Riders of the Purple Sage
"Ma'am, is it true--what he says?" asked the rider of Jane, but his quiveringly alert eyes never left the little knot of quiet men.
"True? Yes, perfectly true," she answered.
"Well, young man, it seems to me that bein' a friend to such a woman would be what you wouldn't want to help an' couldn't help....What's to be done to you for it?"
"They intend to whip me. You know what that means--in Utah!"
"I reckon," replied the rider, slowly.
With his gray glance cold on the Mormons, with the restive bit-champing of the horses, with Jane failing to repress her mounting agitations, with Venters standing pale and still, the tension of the moment tightened. Tull broke the spell with a laugh, a laugh without mirth, a laugh that was only a sound betraying fear.
"Come on, men!" he called.
Jane Withersteen turned again to the rider.

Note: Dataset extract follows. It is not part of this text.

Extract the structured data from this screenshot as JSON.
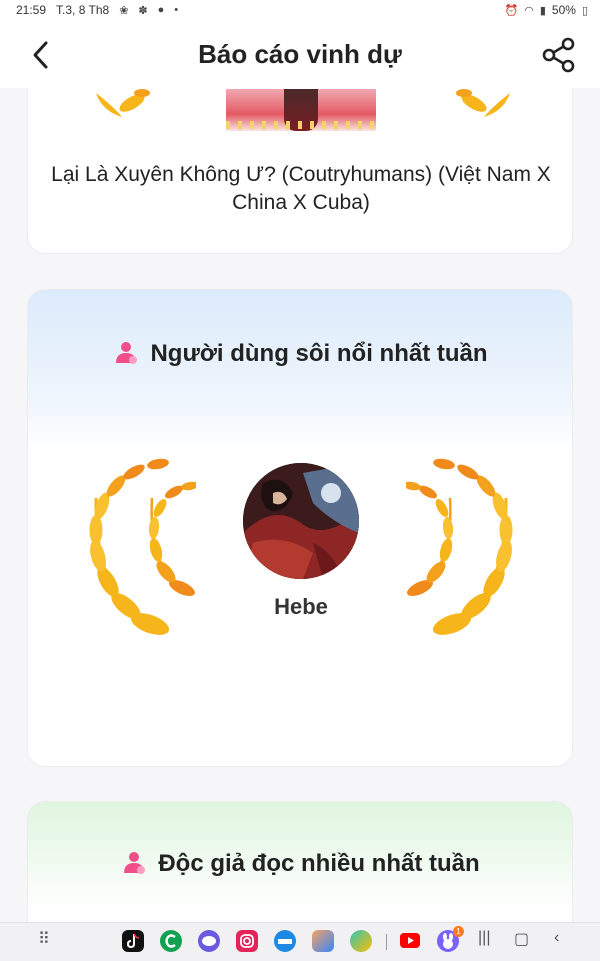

"Stranger, can you do nothing to save Venters?"
"Ma'am, you ask me